What's trending in loyalty?
The 2015 Loyalty Report saw an increasing number of people opt-in to a variety of loyalty programs in the past year, and revealed the extent to which programs are effective in influencing customer behavior show no signs of diminishing.
Here's a Top 5 list of what's trending in loyalty:
- Enrollment is up, despite a limited capacity for engagement. Meaningful year-over-year increases are observed on all key sentiment trackers:
- "Programs are definitely worth the effort"
- "Programs make me more likely to continue doing business with certain companies"
- "I modify when and where I make purchases in order to maximize the benefits I receive"
- "I modify what brands I purchase in order to maximize the benefits I receive"
- "Programs are part of my relationships with the brands"
Even the average number of programs in which consumers are enrolled continues to climb—from 10.9 programs per Member in 2014 to 13.3 programs per Member in 2015. Yet customer participation (or lack thereof) in these programs tells a slightly different story: despite the increase in average enrollments, the average number of programs in which Members are active (i.e., make a purchase) has decreased from 7.8 to 6.7.
Marketers must focus on authentically fulfilling customer needs to break the habitual reliance on the discount-oriented value proposition. Program satisfaction correlates well with many of the desired outcomes that marketers expect from an investment in loyalty, such as the likelihood to continue doing business with the brand and recommend the program.
The functional elements of loyalty programs, including the ease with which rewards can be redeemed and amount accumulated per $1 spent, rank highly as drivers of program satisfaction. Yet relying on these functional elements is a pitfall to which many brands have succumbed—locking themselves into an endless cycle of one-upmanship and outspending the competition on rewards.
Marketers can reduce their reliance on monetary incentives by focusing on experience-based drivers of satisfaction—which are as weighty as functional rewards-oriented drivers in terms of their influence on overall program satisfaction.
The program must serve the brand, not just the program. The ultimate role of the loyalty program is to drive loyalty to the brand; it is not sufficient for programs to drive program satisfaction without fostering corresponding and sustained loyalty to the brand.
In what could be most telling about the status of brands and loyalty programs, 34% of customers say they would not be loyal to the brand if it were not for the brand’s loyalty program. Programs are seen as an extension of the brand by 76% of Americans who think that loyalty programs are part of their relationships with brands.
Mobile in loyalty not only improves the program experience, but ultimately drives loyalty to the brand.
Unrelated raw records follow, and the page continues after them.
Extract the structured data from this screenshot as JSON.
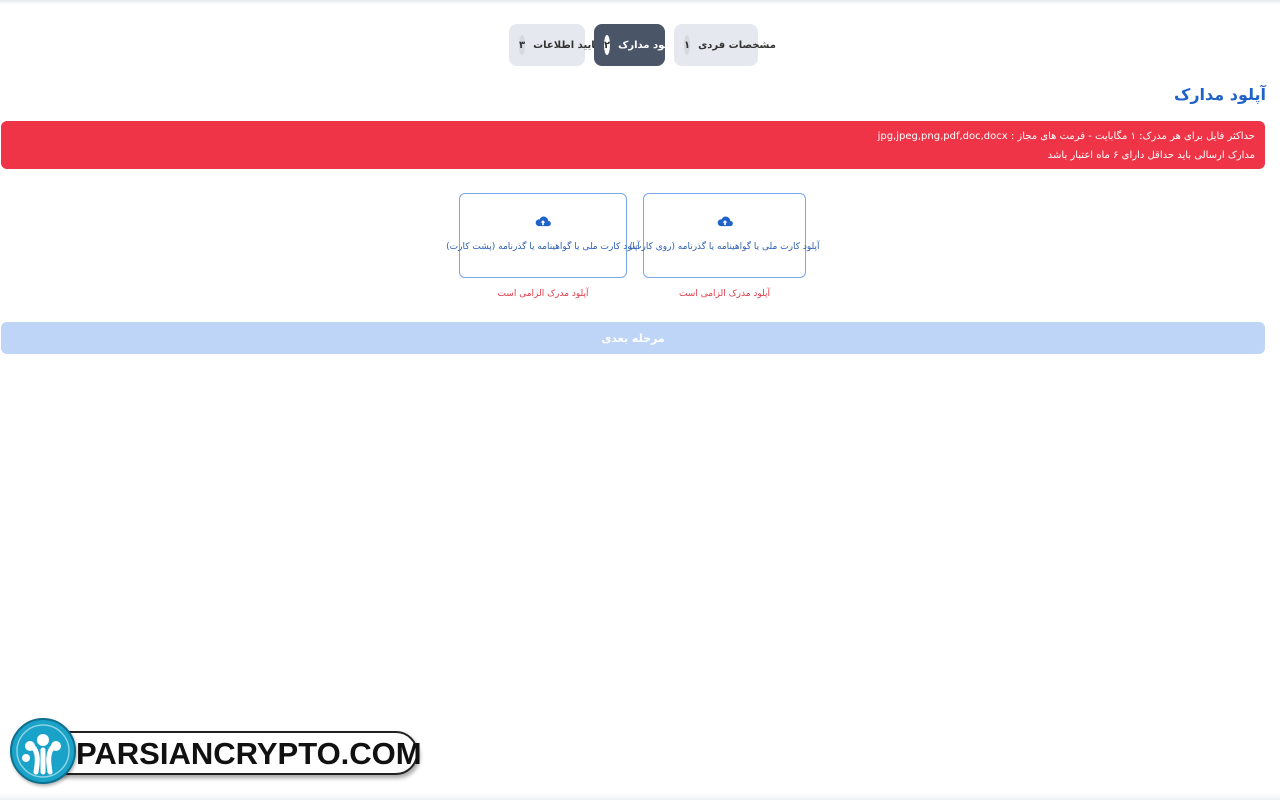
{
  "stepper": {
    "steps": [
      {
        "number": "۱",
        "label": "مشخصات فردی",
        "state": "inactive"
      },
      {
        "number": "۲",
        "label": "آپلود مدارک",
        "state": "active"
      },
      {
        "number": "۳",
        "label": "تایید اطلاعات",
        "state": "inactive"
      }
    ]
  },
  "section": {
    "title": "آپلود مدارک"
  },
  "alert": {
    "line1": "حداکثر فایل برای هر مدرک: ۱ مگابایت - فرمت های مجاز : jpg,jpeg,png,pdf,doc,docx",
    "line2": "مدارک ارسالی باید حداقل دارای ۶ ماه اعتبار باشد"
  },
  "uploads": {
    "front": {
      "label": "آپلود کارت ملی یا گواهینامه یا گذرنامه (روی کارت)",
      "required_message": "آپلود مدرک الزامی است",
      "icon": "cloud-upload-icon"
    },
    "back": {
      "label": "آپلود کارت ملی یا گواهینامه یا گذرنامه (پشت کارت)",
      "required_message": "آپلود مدرک الزامی است",
      "icon": "cloud-upload-icon"
    }
  },
  "actions": {
    "next_label": "مرحله بعدی"
  },
  "watermark": {
    "text": "PARSIANCRYPTO.COM"
  },
  "colors": {
    "accent": "#1f63c8",
    "alert_bg": "#ee3446",
    "active_step": "#4a5568",
    "next_button_disabled": "#bfd5f7",
    "error_text": "#e23b4a"
  }
}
Mobile is a strategic high ground in loyalty—or at least it should be. It’s a combination of a communication conduit, unique identifier, and payment vehicle. Mobile adds utility to marketing as part of an improved customer experience in a way that loyal customers appreciate.
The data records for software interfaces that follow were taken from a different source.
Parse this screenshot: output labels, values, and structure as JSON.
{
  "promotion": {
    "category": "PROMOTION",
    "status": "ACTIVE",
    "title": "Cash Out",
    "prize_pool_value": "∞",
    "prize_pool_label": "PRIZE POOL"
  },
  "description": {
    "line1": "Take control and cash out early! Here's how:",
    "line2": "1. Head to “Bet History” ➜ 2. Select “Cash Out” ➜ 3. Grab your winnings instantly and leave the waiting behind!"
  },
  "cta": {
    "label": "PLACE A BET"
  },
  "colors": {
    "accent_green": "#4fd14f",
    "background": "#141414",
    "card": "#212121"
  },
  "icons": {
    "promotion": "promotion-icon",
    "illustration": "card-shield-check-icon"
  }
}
And yet there is contradictory data regarding whether consumers want to interact with programs via mobile. While 48% of Members agree, “I would like to engage with loyalty programs through my mobile device,” only 12% of customers have downloaded a program app, and 61% of smartphone owners are not even aware whether or not their program offers a mobile app. For brands with mobile loyalty apps already in play, there are benefits being achieved.
For instance, 62% of customers using the program’s mobile app are satisfied with the program, as compared to only 45% among Members who have not downloaded a mobile loyalty app.
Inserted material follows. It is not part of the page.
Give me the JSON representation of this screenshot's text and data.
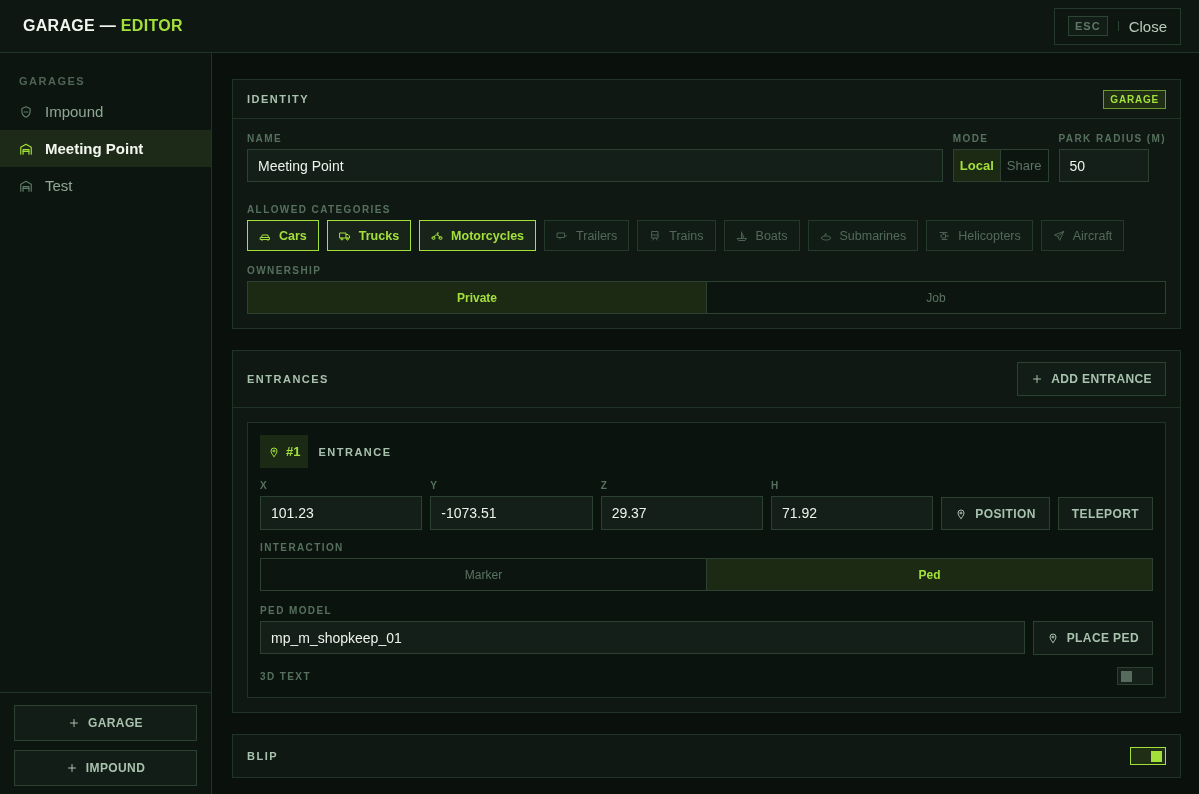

While the role of mobile in loyalty is, in part, to improve the program experience itself, the higher-order objective is to improve the brand experience overall and, ultimately, drive loyalty to the brand.
Some of the most beloved brands have no formal loyalty program, yet lean on familiar loyalty design principles to achieve their covert and stealthy alternatives to formal programs. Marketers often cite brands such as Nike+, Apple’s iTunes Genius, and nest thermostat as benchmarks, because of their high customer loyalty. They achieve high levels of customer loyalty without an explicit loyalty program.
These informal approaches to loyalty have managed to avoid the loyalty “program” moniker, yet they have cleverly borrowed some of the familiar design principles of formal loyalty program design, including a mechanism that uniquely identifies customers, and interventions to encourage and reinforce behaviors.
What is compelling is that these brands have crafted a value exchange that is not solely reliant on a discount and monetary exchange, but rather on one that fulfills customer needs, makes customers feel recognized and valued, and engages through relevant and personalized experiences. In short, these principles help brands outperform by making the experience with the brand better, get customers to a place where they’re willing to pay a premium, and make them more loyal to the brand.
Download your free copy of the 2015 Loyalty Report Executive Summary.